3. Meanwhile, in a large nonstick skillet over high heat, heat 1 tablespoon of the olive oil. Add the shrimp, garlic, salt, and pepper, and cook for 1 minute. Add the asparagus and cook 2 minutes or until the shrimp are cooked through and the asparagus is warmed.
4. Return the pasta to the pot and toss it with half of the Parmesan, half of the parsley, the lemon rind, remaining olive oil, and reserved cooking liquid. Season with salt and a generous sprinkling of pepper.
5. Divide the pasta among 6 warm bowls. Arrange the shrimp and asparagus on top and sprinkle with the remaining Parmesan cheese and parsley.
Adapted from "Fast & Fit."
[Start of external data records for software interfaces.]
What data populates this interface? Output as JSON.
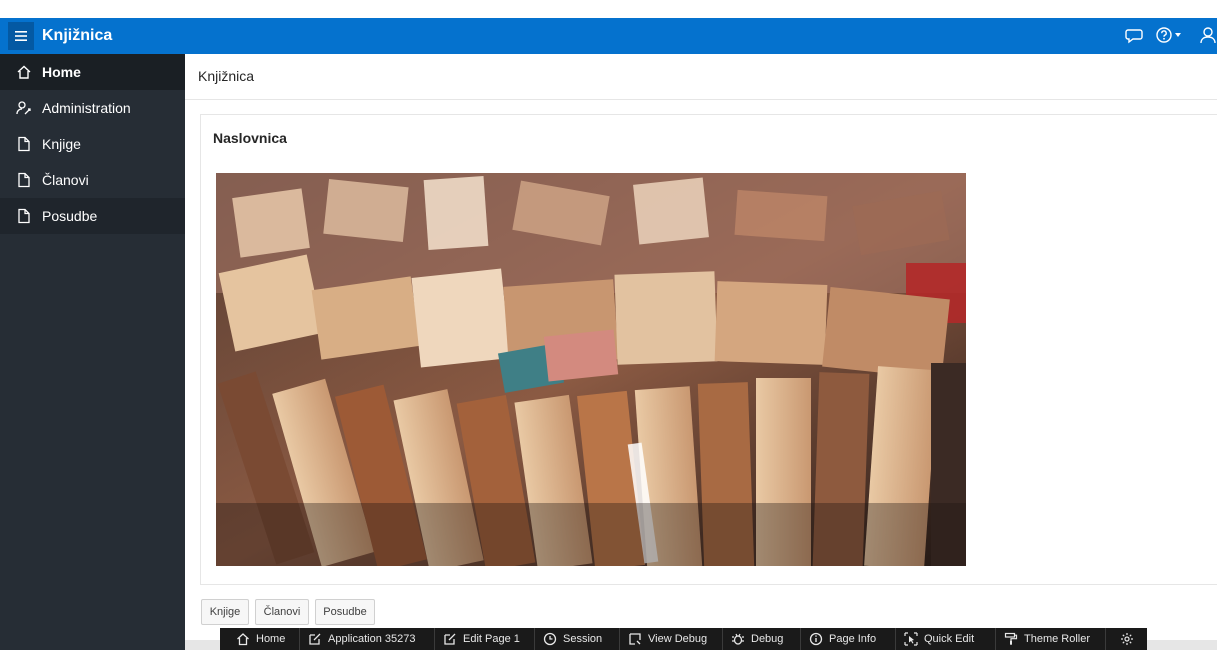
{
  "header": {
    "app_title": "Knjižnica"
  },
  "sidebar": {
    "items": [
      {
        "label": "Home"
      },
      {
        "label": "Administration"
      },
      {
        "label": "Knjige"
      },
      {
        "label": "Članovi"
      },
      {
        "label": "Posudbe"
      }
    ]
  },
  "main": {
    "page_title": "Knjižnica",
    "region_title": "Naslovnica",
    "buttons": [
      {
        "label": "Knjige"
      },
      {
        "label": "Članovi"
      },
      {
        "label": "Posudbe"
      }
    ]
  },
  "devbar": {
    "items": [
      {
        "label": "Home"
      },
      {
        "label": "Application 35273"
      },
      {
        "label": "Edit Page 1"
      },
      {
        "label": "Session"
      },
      {
        "label": "View Debug"
      },
      {
        "label": "Debug"
      },
      {
        "label": "Page Info"
      },
      {
        "label": "Quick Edit"
      },
      {
        "label": "Theme Roller"
      }
    ]
  },
  "colors": {
    "header": "#0572ce",
    "sidebar": "#262d35",
    "devbar": "#1a1a1a"
  }
}
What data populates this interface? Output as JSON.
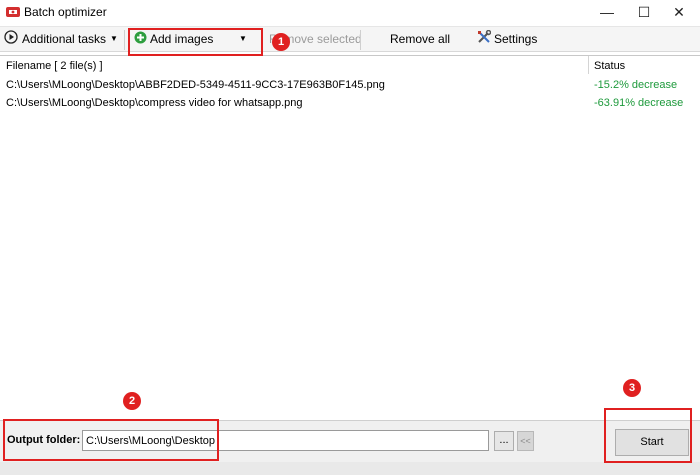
{
  "window": {
    "title": "Batch optimizer",
    "app_icon": "batch-optimizer-app-icon",
    "controls": {
      "minimize": "—",
      "maximize": "☐",
      "close": "✕"
    }
  },
  "toolbar": {
    "additional_tasks": {
      "label": "Additional tasks",
      "icon": "play-circle-icon",
      "arrow": "▼"
    },
    "add_images": {
      "label": "Add images",
      "icon": "green-plus-icon",
      "arrow": "▼"
    },
    "remove_selected": {
      "label": "Remove selected",
      "enabled": false
    },
    "remove_all": {
      "label": "Remove all"
    },
    "settings": {
      "label": "Settings",
      "icon": "tools-icon"
    }
  },
  "file_list": {
    "columns": {
      "filename": "Filename [ 2 file(s) ]",
      "status": "Status"
    },
    "rows": [
      {
        "filename": "C:\\Users\\MLoong\\Desktop\\ABBF2DED-5349-4511-9CC3-17E963B0F145.png",
        "status": "-15.2% decrease"
      },
      {
        "filename": "C:\\Users\\MLoong\\Desktop\\compress video for whatsapp.png",
        "status": "-63.91% decrease"
      }
    ],
    "status_color": "#1e9a3c"
  },
  "output": {
    "label": "Output folder:",
    "value": "C:\\Users\\MLoong\\Desktop",
    "browse_label": "...",
    "back_label": "<<"
  },
  "actions": {
    "start_label": "Start"
  },
  "annotations": {
    "badge_1": "1",
    "badge_2": "2",
    "badge_3": "3",
    "color": "#e02020"
  }
}
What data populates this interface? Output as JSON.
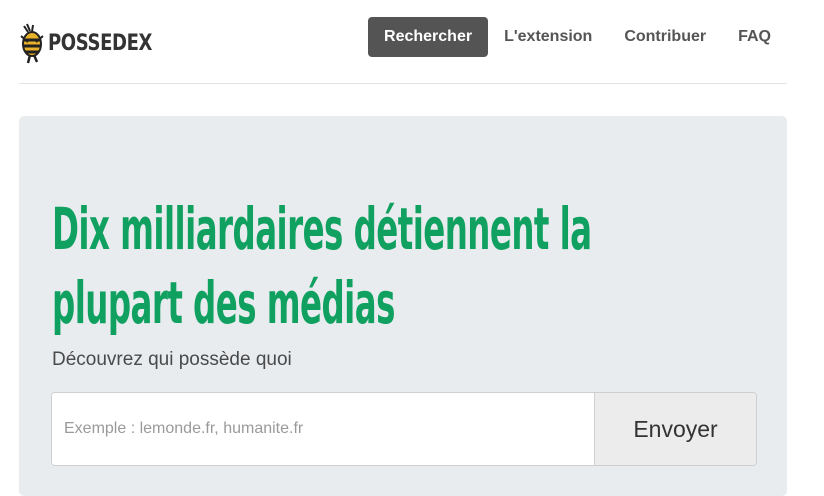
{
  "brand": {
    "name": "POSSEDEX",
    "logo_icon": "bee-logo-icon"
  },
  "nav": {
    "items": [
      {
        "label": "Rechercher",
        "active": true
      },
      {
        "label": "L'extension",
        "active": false
      },
      {
        "label": "Contribuer",
        "active": false
      },
      {
        "label": "FAQ",
        "active": false
      }
    ]
  },
  "hero": {
    "headline_line1": "Dix milliardaires détiennent la",
    "headline_line2": "plupart des médias",
    "subtitle": "Découvrez qui possède quoi"
  },
  "search": {
    "placeholder": "Exemple : lemonde.fr, humanite.fr",
    "value": "",
    "submit_label": "Envoyer"
  },
  "colors": {
    "accent": "#10a060",
    "nav_active_bg": "#545454",
    "hero_bg": "#e9ecef"
  }
}
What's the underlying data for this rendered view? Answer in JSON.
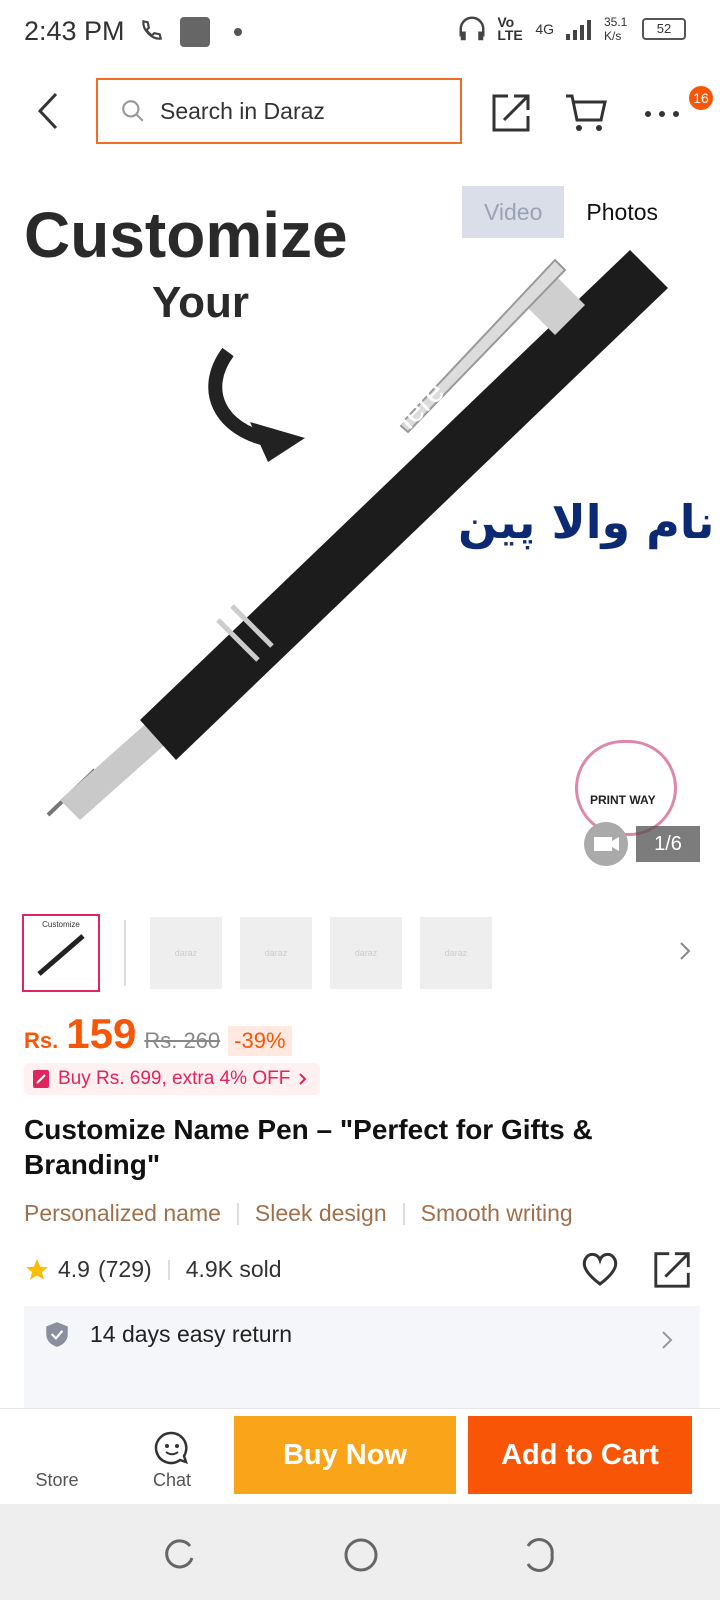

Thursday, March 08, 2012

Rooting for Root Crops

Around 3:30 each afternoon I start to think about what will go on the plate for dinner. There is something very satisfying about being able to wander into the garden at this time of year and solve that problem.

Wednesday, February 29, 2012

Fleeting February

I hate to let a month go without at least ONE post. I have little gardening news to report. The garlic has stored well and I am still have a healthy supply. And there are still carrots and leeks and parsnips to harvest. I am thinking about a new "challenge crop" this year ... celery. I use LOTS of celery in my cooking. I know that fresh grown celery tastes SO much better than the industrially produced variety, but the work required is daunting.

Anyone in Zone 7 or lower have a celery variety suggestion?

Saturday, January 21, 2012

August in January

I took a look out the window at this morning's snowy landscape and decided I needed to leaven it with a touch of August memories. I rooted around in the basement and found one of my jars of tomato juice and brought it up for breakfast.Real tomato flavor is a celebration for the taste buds. I rolled it all around my tongue before taking the first swallow ... I was transported. Here's to a taste of sunshine on a snowy morning.